• Task description:
Could you filter the data below down to the lines that hold the word "this"?

(Beginning of Record set)

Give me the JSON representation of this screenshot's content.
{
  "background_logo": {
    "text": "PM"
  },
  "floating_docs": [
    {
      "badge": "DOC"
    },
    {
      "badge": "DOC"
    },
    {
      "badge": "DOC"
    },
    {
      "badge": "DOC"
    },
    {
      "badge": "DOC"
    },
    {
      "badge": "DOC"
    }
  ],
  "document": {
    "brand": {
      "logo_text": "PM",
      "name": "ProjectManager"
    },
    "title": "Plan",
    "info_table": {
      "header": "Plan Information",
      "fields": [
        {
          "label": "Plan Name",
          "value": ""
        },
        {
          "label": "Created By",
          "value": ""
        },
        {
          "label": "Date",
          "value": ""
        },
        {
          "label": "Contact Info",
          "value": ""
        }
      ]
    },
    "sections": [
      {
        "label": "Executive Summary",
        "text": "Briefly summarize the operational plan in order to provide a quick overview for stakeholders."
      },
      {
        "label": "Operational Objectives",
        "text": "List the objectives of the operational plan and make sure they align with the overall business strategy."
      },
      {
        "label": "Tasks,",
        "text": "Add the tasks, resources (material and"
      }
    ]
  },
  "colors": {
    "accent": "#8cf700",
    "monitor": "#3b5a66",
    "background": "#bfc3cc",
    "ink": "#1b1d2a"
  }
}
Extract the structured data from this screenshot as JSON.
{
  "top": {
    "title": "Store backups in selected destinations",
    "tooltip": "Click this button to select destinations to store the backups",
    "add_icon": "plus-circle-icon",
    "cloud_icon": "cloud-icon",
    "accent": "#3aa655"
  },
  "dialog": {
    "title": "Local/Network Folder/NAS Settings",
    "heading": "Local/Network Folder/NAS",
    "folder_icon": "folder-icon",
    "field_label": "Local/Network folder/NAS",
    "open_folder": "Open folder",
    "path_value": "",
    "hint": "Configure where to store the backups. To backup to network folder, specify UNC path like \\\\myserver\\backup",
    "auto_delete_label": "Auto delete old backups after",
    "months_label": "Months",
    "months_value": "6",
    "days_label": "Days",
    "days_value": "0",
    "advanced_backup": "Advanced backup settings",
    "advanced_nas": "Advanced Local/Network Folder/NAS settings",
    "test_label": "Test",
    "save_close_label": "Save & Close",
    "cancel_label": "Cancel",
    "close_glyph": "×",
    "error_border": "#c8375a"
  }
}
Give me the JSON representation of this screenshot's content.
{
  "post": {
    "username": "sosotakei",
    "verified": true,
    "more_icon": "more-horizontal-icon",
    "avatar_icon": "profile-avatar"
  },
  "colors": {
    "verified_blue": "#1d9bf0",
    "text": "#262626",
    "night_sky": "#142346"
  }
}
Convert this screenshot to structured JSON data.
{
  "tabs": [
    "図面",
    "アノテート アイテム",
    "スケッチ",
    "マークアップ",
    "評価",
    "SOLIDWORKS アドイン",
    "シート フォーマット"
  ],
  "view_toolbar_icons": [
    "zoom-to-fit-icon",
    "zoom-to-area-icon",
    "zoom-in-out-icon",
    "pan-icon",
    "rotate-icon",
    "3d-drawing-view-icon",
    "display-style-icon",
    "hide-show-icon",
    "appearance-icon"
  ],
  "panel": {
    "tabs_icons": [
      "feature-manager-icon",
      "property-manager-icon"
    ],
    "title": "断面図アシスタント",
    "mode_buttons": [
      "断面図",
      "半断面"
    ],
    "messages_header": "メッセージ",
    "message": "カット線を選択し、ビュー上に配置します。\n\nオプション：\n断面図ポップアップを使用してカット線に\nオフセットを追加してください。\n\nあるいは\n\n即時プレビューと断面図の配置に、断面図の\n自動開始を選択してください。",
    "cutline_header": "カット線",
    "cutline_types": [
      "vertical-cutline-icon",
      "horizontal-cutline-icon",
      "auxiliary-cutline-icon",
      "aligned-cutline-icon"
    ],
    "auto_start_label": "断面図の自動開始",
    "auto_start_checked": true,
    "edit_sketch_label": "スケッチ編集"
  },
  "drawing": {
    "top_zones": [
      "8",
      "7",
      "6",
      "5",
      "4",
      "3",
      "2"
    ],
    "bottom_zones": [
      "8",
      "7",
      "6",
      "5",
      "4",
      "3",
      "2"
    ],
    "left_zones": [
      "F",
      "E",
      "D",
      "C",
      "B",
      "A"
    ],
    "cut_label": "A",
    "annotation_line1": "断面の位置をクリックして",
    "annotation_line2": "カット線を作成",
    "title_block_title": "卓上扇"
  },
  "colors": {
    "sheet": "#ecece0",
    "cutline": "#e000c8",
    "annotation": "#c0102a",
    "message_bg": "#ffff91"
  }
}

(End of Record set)

• The answer:
Give me the JSON representation of this screenshot's content.
Extract the structured data from this screenshot as JSON.
    "tooltip": "Click this button to select destinations to store the backups",
Give me the JSON representation of this screenshot's content.
Convert this screenshot to structured JSON data.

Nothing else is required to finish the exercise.